→ **Source records**:
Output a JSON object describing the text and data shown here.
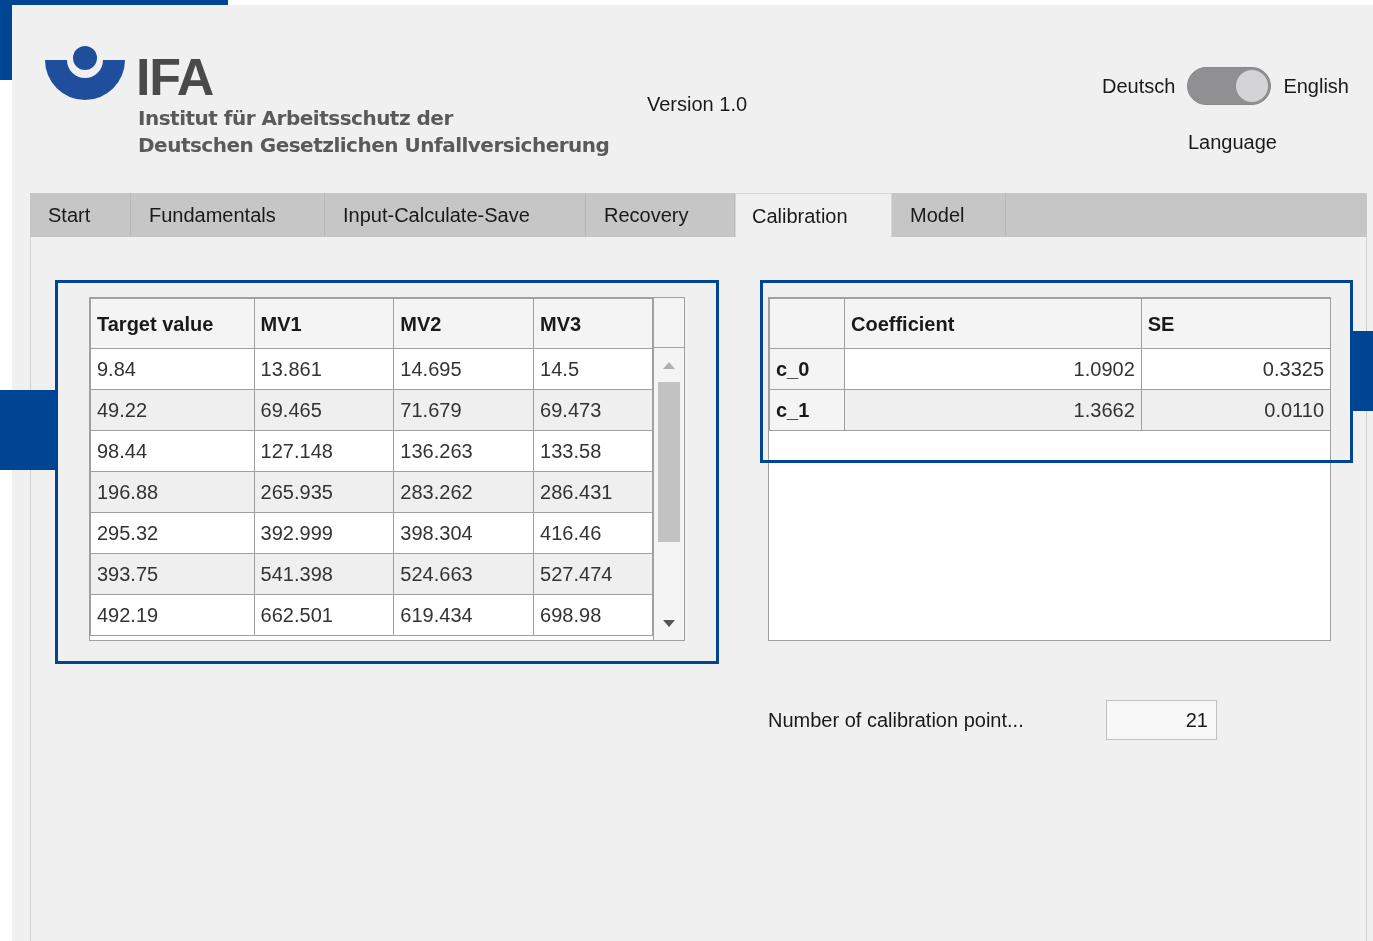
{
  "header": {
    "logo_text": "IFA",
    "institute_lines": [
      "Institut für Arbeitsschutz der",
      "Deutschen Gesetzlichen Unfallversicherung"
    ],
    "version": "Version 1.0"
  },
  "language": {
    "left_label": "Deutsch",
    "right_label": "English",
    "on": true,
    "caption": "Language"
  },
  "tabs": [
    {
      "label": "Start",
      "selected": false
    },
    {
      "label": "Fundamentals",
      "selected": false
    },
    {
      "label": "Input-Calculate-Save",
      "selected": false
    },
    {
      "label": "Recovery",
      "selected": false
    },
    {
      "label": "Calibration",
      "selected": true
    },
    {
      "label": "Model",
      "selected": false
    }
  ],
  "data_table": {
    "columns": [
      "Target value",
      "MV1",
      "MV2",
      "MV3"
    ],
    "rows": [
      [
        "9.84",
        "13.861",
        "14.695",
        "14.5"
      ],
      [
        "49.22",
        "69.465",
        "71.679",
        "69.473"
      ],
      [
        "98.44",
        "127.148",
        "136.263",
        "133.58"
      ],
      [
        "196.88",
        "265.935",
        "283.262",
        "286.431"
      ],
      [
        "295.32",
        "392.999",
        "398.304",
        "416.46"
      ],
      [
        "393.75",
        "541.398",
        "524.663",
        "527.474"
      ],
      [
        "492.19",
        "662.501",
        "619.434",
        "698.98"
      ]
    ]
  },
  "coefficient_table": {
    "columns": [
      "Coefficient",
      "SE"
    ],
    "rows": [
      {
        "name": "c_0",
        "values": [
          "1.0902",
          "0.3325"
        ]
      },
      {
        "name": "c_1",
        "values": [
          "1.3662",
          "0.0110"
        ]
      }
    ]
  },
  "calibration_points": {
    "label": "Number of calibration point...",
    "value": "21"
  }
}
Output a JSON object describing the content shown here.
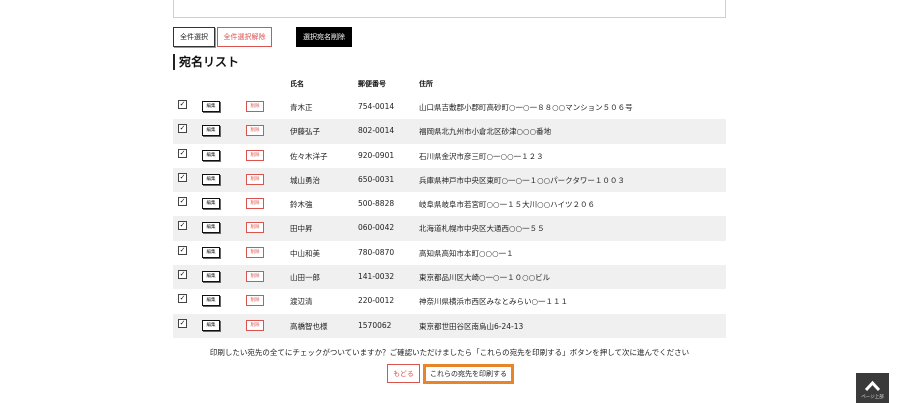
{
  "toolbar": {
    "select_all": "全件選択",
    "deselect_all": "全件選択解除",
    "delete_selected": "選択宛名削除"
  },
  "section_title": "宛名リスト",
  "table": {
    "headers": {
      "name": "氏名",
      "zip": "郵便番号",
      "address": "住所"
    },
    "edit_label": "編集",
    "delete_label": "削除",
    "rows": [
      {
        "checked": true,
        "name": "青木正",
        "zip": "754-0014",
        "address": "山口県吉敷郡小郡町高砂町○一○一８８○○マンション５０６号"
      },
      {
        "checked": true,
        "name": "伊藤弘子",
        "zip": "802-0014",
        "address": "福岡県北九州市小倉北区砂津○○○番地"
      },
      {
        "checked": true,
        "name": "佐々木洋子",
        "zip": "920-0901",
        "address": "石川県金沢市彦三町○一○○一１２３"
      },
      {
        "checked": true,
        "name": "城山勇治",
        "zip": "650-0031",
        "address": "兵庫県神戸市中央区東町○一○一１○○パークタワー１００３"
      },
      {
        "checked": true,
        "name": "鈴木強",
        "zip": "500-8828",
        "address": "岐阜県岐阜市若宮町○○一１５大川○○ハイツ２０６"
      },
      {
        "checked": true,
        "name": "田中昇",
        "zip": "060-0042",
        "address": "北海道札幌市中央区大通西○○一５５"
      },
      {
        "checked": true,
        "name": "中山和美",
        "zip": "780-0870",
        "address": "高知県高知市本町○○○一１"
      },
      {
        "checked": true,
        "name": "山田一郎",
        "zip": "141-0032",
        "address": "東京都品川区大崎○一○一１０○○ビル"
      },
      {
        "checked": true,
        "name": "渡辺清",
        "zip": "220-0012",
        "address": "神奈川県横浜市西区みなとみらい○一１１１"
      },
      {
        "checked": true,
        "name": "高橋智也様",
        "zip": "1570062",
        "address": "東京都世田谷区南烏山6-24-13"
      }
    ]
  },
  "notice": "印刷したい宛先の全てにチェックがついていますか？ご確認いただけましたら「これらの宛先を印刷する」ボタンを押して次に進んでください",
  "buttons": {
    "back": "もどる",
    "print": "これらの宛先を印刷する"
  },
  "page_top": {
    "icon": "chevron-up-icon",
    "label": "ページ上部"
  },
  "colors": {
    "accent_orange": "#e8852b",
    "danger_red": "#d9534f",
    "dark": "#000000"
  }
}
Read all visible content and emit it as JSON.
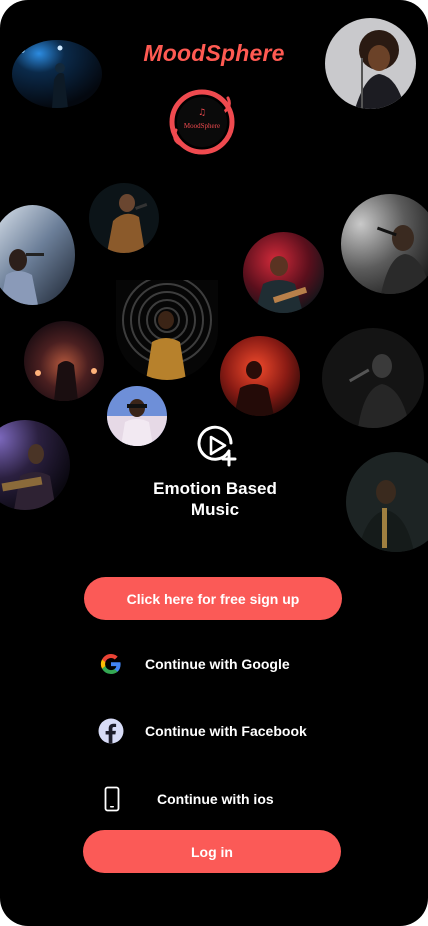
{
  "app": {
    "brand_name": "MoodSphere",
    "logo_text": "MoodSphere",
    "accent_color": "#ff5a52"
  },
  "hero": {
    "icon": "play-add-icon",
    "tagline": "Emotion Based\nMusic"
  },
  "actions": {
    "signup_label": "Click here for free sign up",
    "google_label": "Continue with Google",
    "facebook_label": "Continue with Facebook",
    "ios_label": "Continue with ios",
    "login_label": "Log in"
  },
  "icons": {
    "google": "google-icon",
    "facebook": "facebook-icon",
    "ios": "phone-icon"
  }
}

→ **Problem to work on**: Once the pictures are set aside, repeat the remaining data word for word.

→ **Answer to this exercise**:
Output a JSON object describing the text and data shown here.
{
  "header": {
    "logo_text": "IFA",
    "institute_lines": [
      "Institut für Arbeitsschutz der",
      "Deutschen Gesetzlichen Unfallversicherung"
    ],
    "version": "Version 1.0"
  },
  "language": {
    "left_label": "Deutsch",
    "right_label": "English",
    "on": true,
    "caption": "Language"
  },
  "tabs": [
    {
      "label": "Start",
      "selected": false
    },
    {
      "label": "Fundamentals",
      "selected": false
    },
    {
      "label": "Input-Calculate-Save",
      "selected": false
    },
    {
      "label": "Recovery",
      "selected": false
    },
    {
      "label": "Calibration",
      "selected": true
    },
    {
      "label": "Model",
      "selected": false
    }
  ],
  "data_table": {
    "columns": [
      "Target value",
      "MV1",
      "MV2",
      "MV3"
    ],
    "rows": [
      [
        "9.84",
        "13.861",
        "14.695",
        "14.5"
      ],
      [
        "49.22",
        "69.465",
        "71.679",
        "69.473"
      ],
      [
        "98.44",
        "127.148",
        "136.263",
        "133.58"
      ],
      [
        "196.88",
        "265.935",
        "283.262",
        "286.431"
      ],
      [
        "295.32",
        "392.999",
        "398.304",
        "416.46"
      ],
      [
        "393.75",
        "541.398",
        "524.663",
        "527.474"
      ],
      [
        "492.19",
        "662.501",
        "619.434",
        "698.98"
      ]
    ]
  },
  "coefficient_table": {
    "columns": [
      "Coefficient",
      "SE"
    ],
    "rows": [
      {
        "name": "c_0",
        "values": [
          "1.0902",
          "0.3325"
        ]
      },
      {
        "name": "c_1",
        "values": [
          "1.3662",
          "0.0110"
        ]
      }
    ]
  },
  "calibration_points": {
    "label": "Number of calibration point...",
    "value": "21"
  }
}
Output a JSON object describing the content shown here.
{
  "toolbar": {
    "select_all": "全件選択",
    "deselect_all": "全件選択解除",
    "delete_selected": "選択宛名削除"
  },
  "section_title": "宛名リスト",
  "table": {
    "headers": {
      "name": "氏名",
      "zip": "郵便番号",
      "address": "住所"
    },
    "edit_label": "編集",
    "delete_label": "削除",
    "rows": [
      {
        "checked": true,
        "name": "青木正",
        "zip": "754-0014",
        "address": "山口県吉敷郡小郡町高砂町○一○一８８○○マンション５０６号"
      },
      {
        "checked": true,
        "name": "伊藤弘子",
        "zip": "802-0014",
        "address": "福岡県北九州市小倉北区砂津○○○番地"
      },
      {
        "checked": true,
        "name": "佐々木洋子",
        "zip": "920-0901",
        "address": "石川県金沢市彦三町○一○○一１２３"
      },
      {
        "checked": true,
        "name": "城山勇治",
        "zip": "650-0031",
        "address": "兵庫県神戸市中央区東町○一○一１○○パークタワー１００３"
      },
      {
        "checked": true,
        "name": "鈴木強",
        "zip": "500-8828",
        "address": "岐阜県岐阜市若宮町○○一１５大川○○ハイツ２０６"
      },
      {
        "checked": true,
        "name": "田中昇",
        "zip": "060-0042",
        "address": "北海道札幌市中央区大通西○○一５５"
      },
      {
        "checked": true,
        "name": "中山和美",
        "zip": "780-0870",
        "address": "高知県高知市本町○○○一１"
      },
      {
        "checked": true,
        "name": "山田一郎",
        "zip": "141-0032",
        "address": "東京都品川区大崎○一○一１０○○ビル"
      },
      {
        "checked": true,
        "name": "渡辺清",
        "zip": "220-0012",
        "address": "神奈川県横浜市西区みなとみらい○一１１１"
      },
      {
        "checked": true,
        "name": "高橋智也様",
        "zip": "1570062",
        "address": "東京都世田谷区南烏山6-24-13"
      }
    ]
  },
  "notice": "印刷したい宛先の全てにチェックがついていますか？ご確認いただけましたら「これらの宛先を印刷する」ボタンを押して次に進んでください",
  "buttons": {
    "back": "もどる",
    "print": "これらの宛先を印刷する"
  },
  "page_top": {
    "icon": "chevron-up-icon",
    "label": "ページ上部"
  },
  "colors": {
    "accent_orange": "#e8852b",
    "danger_red": "#d9534f",
    "dark": "#000000"
  }
}
Read all visible content and emit it as JSON.
{
  "app": {
    "brand_name": "MoodSphere",
    "logo_text": "MoodSphere",
    "accent_color": "#ff5a52"
  },
  "hero": {
    "icon": "play-add-icon",
    "tagline": "Emotion Based\nMusic"
  },
  "actions": {
    "signup_label": "Click here for free sign up",
    "google_label": "Continue with Google",
    "facebook_label": "Continue with Facebook",
    "ios_label": "Continue with ios",
    "login_label": "Log in"
  },
  "icons": {
    "google": "google-icon",
    "facebook": "facebook-icon",
    "ios": "phone-icon"
  }
}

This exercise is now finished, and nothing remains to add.